> WHAT IS NEEDED
Each line of the listing where "recruiter" appears should be reported.

>>>

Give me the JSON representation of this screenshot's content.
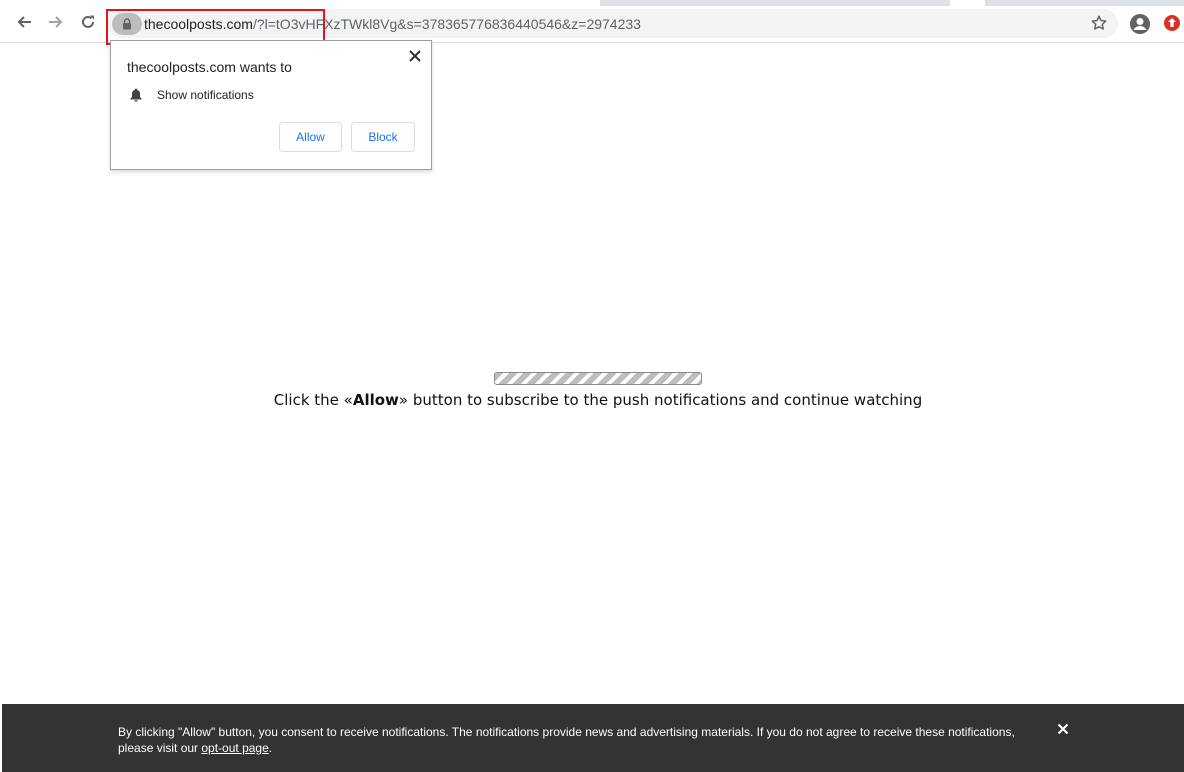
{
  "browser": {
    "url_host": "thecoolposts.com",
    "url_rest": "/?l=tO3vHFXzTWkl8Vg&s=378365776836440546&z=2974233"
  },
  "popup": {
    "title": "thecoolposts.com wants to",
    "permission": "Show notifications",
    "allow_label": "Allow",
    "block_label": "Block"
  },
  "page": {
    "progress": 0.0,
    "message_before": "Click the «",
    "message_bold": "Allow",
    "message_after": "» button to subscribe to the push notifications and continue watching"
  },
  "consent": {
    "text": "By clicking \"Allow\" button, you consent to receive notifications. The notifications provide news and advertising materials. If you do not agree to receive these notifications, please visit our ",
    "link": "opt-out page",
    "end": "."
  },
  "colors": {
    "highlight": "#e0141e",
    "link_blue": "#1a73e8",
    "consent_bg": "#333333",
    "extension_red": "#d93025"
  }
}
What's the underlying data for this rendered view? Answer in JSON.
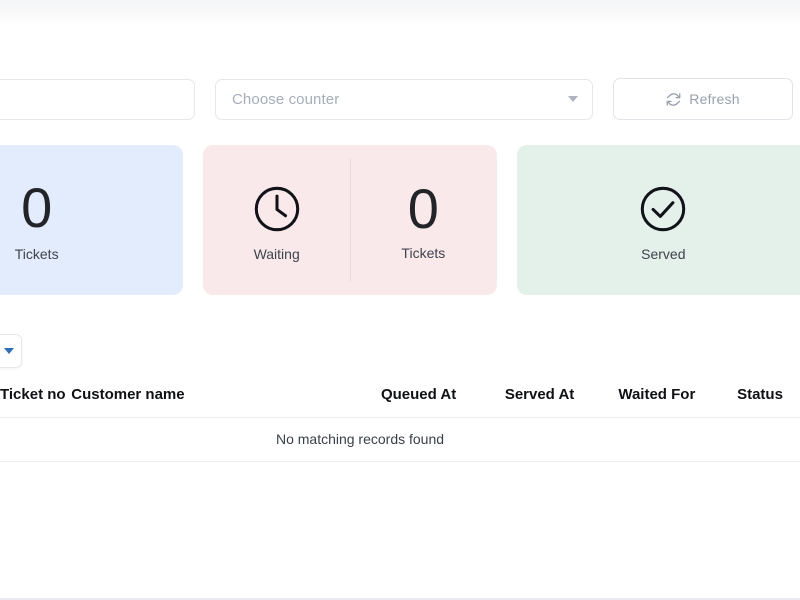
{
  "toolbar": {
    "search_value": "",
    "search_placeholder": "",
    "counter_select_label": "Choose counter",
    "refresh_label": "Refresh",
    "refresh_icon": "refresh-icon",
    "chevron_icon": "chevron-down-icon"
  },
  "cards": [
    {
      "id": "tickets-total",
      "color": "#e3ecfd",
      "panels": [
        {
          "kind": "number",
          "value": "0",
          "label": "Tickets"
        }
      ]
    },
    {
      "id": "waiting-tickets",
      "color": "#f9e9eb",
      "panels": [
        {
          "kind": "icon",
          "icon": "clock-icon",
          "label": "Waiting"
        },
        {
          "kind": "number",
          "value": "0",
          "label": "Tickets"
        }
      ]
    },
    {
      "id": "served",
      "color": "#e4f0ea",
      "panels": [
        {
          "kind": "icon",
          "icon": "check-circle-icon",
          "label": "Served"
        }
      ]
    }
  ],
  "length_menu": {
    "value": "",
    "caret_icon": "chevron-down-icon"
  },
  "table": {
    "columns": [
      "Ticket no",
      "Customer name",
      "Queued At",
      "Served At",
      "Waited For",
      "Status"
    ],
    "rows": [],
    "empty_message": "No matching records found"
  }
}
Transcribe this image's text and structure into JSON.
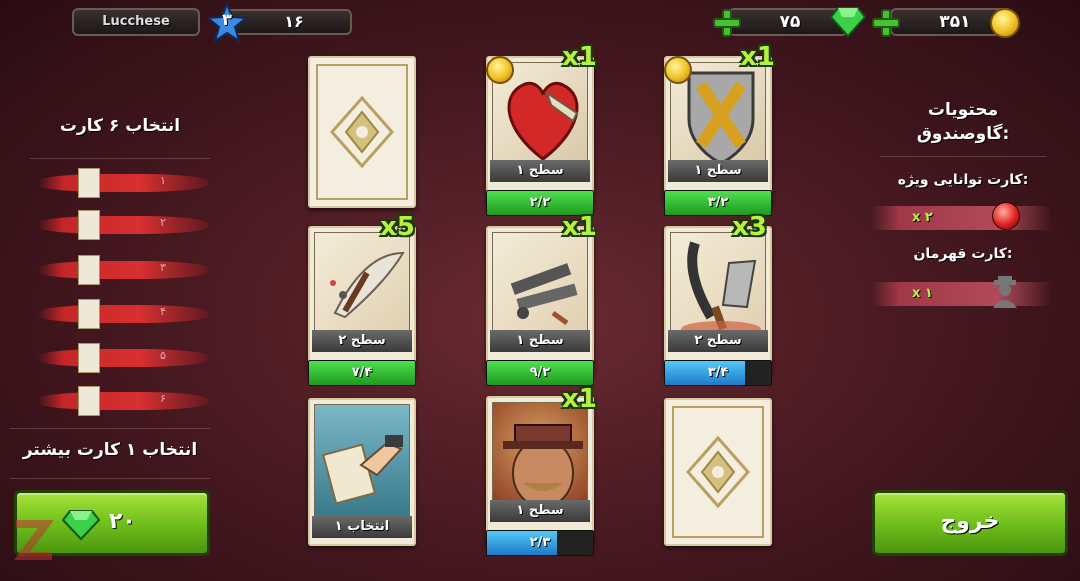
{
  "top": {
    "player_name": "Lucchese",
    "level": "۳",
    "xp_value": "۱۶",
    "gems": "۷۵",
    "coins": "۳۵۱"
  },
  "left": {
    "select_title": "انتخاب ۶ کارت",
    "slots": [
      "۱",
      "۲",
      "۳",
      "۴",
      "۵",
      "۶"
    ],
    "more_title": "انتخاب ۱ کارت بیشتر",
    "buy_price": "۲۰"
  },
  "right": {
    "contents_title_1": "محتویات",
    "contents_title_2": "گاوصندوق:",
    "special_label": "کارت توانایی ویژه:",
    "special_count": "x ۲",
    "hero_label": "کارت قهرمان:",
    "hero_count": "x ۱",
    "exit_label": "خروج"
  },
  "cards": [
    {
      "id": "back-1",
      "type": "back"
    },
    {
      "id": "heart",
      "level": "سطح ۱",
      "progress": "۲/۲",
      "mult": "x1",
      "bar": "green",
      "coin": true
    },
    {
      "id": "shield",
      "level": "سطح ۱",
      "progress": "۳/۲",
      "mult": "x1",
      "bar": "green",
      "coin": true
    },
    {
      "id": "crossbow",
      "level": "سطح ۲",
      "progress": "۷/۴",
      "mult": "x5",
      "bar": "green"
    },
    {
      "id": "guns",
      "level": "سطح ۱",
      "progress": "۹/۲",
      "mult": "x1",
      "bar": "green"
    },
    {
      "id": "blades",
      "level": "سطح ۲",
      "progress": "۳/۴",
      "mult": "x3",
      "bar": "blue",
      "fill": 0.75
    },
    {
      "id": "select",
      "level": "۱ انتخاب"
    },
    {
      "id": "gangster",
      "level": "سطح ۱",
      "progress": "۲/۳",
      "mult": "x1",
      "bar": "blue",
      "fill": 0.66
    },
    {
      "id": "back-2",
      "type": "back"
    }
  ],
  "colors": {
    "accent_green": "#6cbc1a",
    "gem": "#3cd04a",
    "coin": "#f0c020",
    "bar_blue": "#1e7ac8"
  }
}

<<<
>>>

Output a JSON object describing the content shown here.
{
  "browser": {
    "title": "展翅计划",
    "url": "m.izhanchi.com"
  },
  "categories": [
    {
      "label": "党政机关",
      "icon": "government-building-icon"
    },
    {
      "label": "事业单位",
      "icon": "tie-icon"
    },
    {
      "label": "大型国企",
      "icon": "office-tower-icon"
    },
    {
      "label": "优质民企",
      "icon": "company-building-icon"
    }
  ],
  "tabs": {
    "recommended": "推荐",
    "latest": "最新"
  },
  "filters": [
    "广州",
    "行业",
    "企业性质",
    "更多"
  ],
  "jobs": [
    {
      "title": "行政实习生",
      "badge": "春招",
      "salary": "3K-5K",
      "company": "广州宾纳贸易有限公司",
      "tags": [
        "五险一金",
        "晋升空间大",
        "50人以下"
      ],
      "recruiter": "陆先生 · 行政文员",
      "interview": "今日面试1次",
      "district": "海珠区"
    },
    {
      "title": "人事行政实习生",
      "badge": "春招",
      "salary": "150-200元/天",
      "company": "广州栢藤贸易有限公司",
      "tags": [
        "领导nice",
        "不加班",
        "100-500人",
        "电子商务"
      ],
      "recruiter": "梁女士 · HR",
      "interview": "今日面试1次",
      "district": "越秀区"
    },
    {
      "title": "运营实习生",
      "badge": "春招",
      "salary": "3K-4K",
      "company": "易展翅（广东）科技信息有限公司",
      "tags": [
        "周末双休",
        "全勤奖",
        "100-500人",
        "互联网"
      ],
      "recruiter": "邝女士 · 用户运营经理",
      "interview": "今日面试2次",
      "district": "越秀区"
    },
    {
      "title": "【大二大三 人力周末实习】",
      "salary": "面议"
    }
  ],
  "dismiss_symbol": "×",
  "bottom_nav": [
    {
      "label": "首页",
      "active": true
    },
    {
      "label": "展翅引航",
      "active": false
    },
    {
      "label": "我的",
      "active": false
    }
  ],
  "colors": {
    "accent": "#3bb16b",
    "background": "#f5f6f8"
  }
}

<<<

> WRITTEN ANSWER
      "recruiter": "陆先生 · 行政文员",
      "recruiter": "梁女士 · HR",
      "recruiter": "邝女士 · 用户运营经理",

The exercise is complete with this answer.